The answer must be one number: how many lines of the records contain "left".
· · ·
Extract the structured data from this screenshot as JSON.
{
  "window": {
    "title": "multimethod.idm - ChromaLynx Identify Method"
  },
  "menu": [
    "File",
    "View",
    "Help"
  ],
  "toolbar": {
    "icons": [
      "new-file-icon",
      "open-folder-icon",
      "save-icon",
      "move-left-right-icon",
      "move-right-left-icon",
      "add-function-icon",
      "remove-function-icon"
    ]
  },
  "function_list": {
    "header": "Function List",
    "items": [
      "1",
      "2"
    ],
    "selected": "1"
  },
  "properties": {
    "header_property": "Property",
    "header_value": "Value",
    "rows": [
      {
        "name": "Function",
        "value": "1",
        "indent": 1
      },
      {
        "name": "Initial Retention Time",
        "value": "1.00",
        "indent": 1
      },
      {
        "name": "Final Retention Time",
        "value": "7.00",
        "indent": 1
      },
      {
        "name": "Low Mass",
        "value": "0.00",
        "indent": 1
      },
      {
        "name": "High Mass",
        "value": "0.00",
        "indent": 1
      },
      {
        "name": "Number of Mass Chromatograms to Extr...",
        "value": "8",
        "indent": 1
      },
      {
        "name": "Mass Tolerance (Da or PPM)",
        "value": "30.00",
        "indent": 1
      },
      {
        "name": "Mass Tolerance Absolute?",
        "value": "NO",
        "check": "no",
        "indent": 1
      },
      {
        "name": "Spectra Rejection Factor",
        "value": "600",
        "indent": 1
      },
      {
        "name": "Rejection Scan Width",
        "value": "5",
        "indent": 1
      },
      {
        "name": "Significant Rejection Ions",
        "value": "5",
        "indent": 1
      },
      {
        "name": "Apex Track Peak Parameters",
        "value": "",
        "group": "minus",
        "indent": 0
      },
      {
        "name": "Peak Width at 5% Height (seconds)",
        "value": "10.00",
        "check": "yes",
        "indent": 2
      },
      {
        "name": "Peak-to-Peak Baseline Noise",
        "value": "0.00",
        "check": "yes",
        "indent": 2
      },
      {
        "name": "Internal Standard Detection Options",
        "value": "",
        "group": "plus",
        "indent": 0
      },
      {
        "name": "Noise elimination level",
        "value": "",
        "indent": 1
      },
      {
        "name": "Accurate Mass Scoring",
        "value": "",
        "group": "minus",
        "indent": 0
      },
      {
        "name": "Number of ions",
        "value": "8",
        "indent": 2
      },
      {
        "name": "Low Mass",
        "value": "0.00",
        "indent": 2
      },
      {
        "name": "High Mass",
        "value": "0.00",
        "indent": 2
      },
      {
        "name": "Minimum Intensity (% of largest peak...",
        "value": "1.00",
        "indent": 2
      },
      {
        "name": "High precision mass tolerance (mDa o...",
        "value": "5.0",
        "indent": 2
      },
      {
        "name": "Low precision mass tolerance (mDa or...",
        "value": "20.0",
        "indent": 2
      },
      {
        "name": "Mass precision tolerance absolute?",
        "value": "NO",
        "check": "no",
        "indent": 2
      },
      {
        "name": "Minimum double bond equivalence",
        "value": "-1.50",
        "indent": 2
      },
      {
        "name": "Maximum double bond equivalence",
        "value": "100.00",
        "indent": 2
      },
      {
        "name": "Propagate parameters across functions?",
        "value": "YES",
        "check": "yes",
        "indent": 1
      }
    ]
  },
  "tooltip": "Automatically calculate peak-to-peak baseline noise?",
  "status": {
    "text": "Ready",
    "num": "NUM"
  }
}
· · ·
**Output of the exercise:** 2